### TASK TO COMPLETE
Give the listing again in full, exactly as it appears.

### INFORMATION GIVEN
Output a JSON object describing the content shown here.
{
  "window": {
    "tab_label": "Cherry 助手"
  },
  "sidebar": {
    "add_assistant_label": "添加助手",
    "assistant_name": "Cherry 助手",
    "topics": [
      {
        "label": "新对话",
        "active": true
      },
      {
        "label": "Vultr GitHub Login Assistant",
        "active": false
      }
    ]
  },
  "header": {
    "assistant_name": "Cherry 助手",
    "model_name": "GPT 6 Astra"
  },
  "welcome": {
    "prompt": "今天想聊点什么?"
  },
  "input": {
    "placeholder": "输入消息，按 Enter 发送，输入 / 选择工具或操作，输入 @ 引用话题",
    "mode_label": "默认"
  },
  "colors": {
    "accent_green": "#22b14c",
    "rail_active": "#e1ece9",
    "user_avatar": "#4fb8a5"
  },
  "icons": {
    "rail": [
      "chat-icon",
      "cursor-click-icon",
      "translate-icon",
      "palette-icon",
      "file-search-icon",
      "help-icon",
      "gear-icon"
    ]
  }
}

### OUTPUT FOR THIS EXERCISE
Output a JSON object describing the content shown here.
{
  "window": {
    "tab_label": "Cherry 助手"
  },
  "sidebar": {
    "add_assistant_label": "添加助手",
    "assistant_name": "Cherry 助手",
    "topics": [
      {
        "label": "新对话",
        "active": true
      },
      {
        "label": "Vultr GitHub Login Assistant",
        "active": false
      }
    ]
  },
  "header": {
    "assistant_name": "Cherry 助手",
    "model_name": "GPT 6 Astra"
  },
  "welcome": {
    "prompt": "今天想聊点什么?"
  },
  "input": {
    "placeholder": "输入消息，按 Enter 发送，输入 / 选择工具或操作，输入 @ 引用话题",
    "mode_label": "默认"
  },
  "colors": {
    "accent_green": "#22b14c",
    "rail_active": "#e1ece9",
    "user_avatar": "#4fb8a5"
  },
  "icons": {
    "rail": [
      "chat-icon",
      "cursor-click-icon",
      "translate-icon",
      "palette-icon",
      "file-search-icon",
      "help-icon",
      "gear-icon"
    ]
  }
}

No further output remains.